(Source records)
-.-.-

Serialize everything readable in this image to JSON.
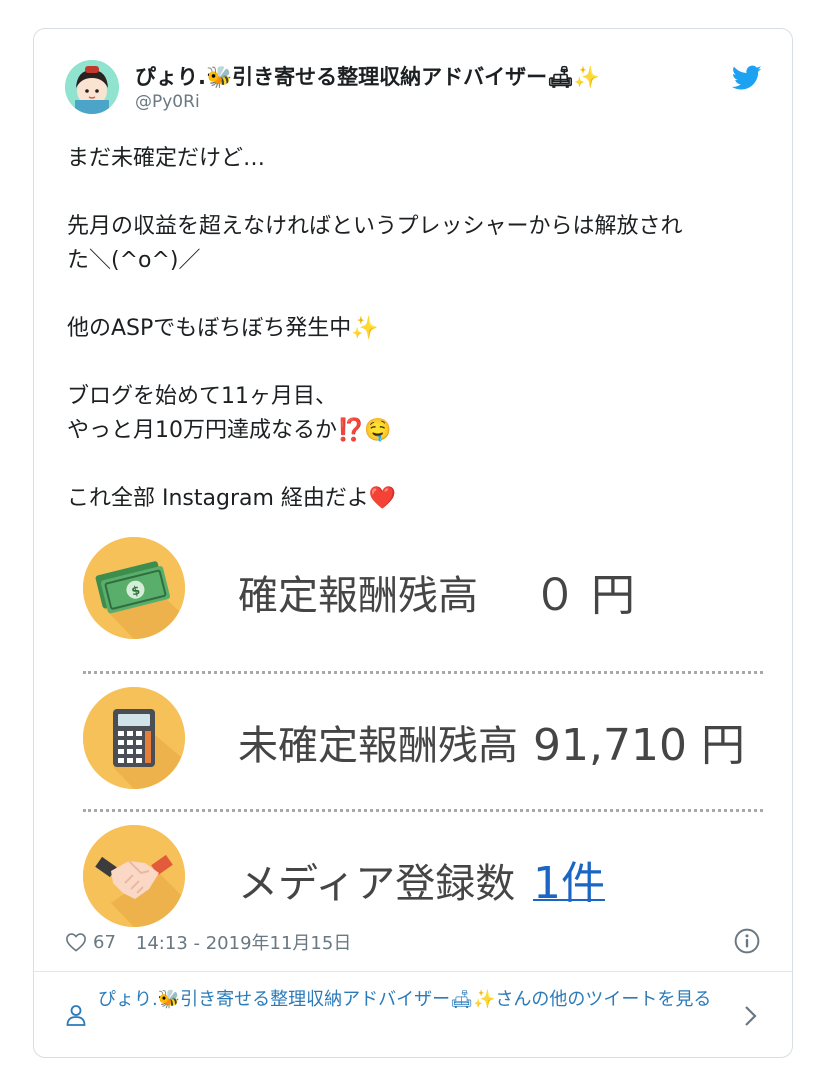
{
  "tweet": {
    "display_name": "ぴょり.🐝引き寄せる整理収納アドバイザー🛋✨",
    "handle": "@Py0Ri",
    "paragraphs": [
      [
        "まだ未確定だけど…"
      ],
      [
        "先月の収益を超えなければというプレッシャーからは解放され",
        "た＼(^o^)／"
      ],
      [
        "他のASPでもぼちぼち発生中✨"
      ],
      [
        "ブログを始めて11ヶ月目、",
        "やっと月10万円達成なるか⁉️🤤"
      ],
      [
        "これ全部 Instagram 経由だよ❤️"
      ]
    ],
    "like_count": "67",
    "timestamp": "14:13 - 2019年11月15日"
  },
  "media": {
    "rows": [
      {
        "label": "確定報酬残高",
        "value": "０ 円",
        "icon": "money-bills-icon"
      },
      {
        "label": "未確定報酬残高",
        "value": "91,710 円",
        "icon": "calculator-icon"
      },
      {
        "label": "メディア登録数",
        "value": "1件",
        "icon": "handshake-icon"
      }
    ]
  },
  "footer": {
    "more_tweets": "ぴょり.🐝引き寄せる整理収納アドバイザー🛋✨さんの他のツイートを見る"
  },
  "colors": {
    "link": "#2b7bb9",
    "twitter_blue": "#1da1f2",
    "icon_circle": "#f7c15a",
    "heart": "#e0245e"
  }
}
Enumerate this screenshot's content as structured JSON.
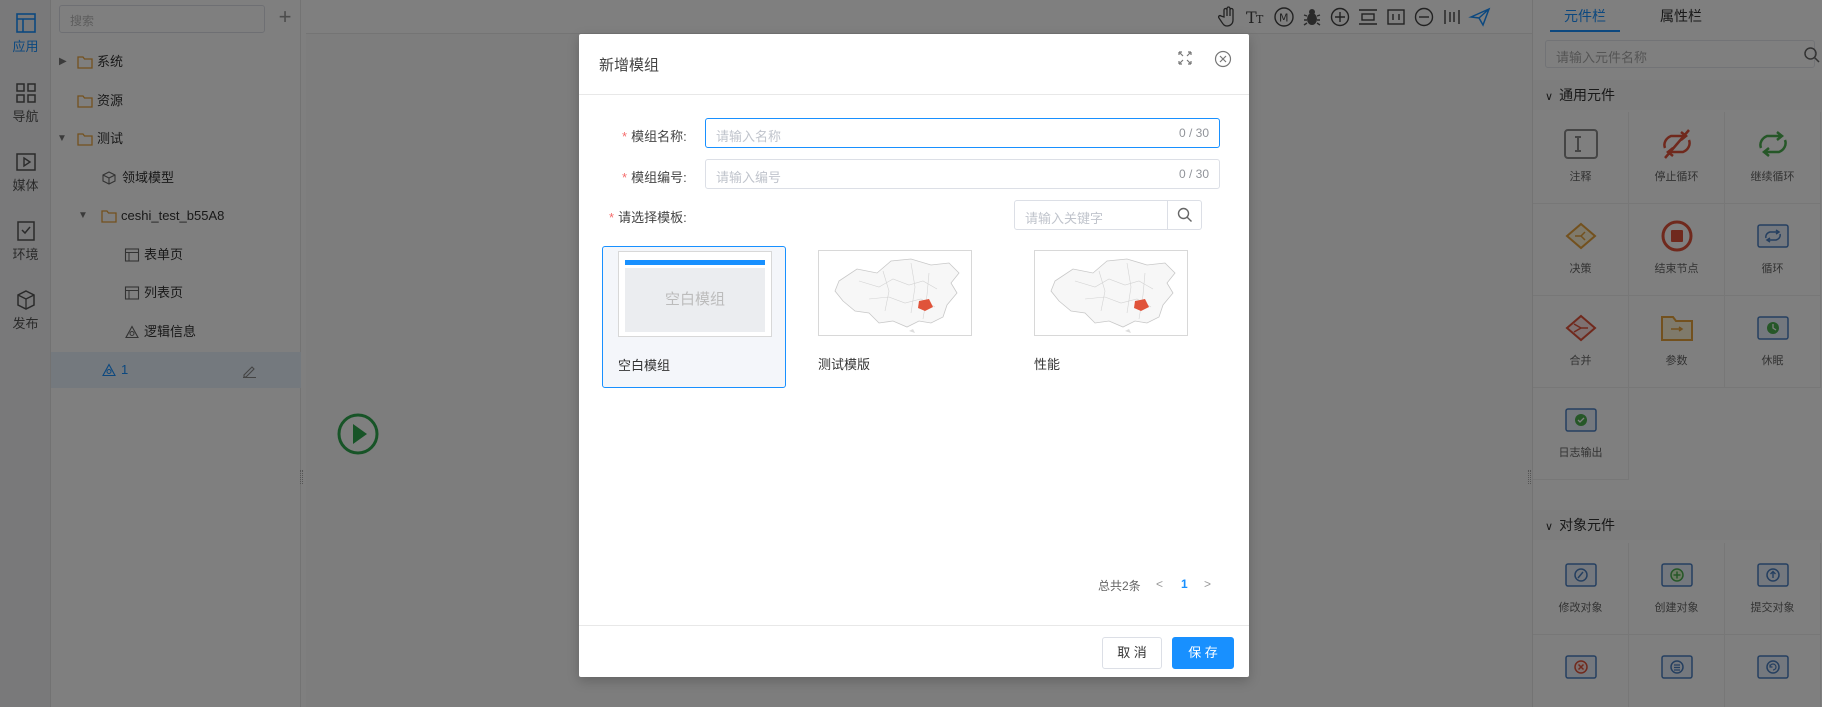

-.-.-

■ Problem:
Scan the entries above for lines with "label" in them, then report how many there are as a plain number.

■ Worked solution:
3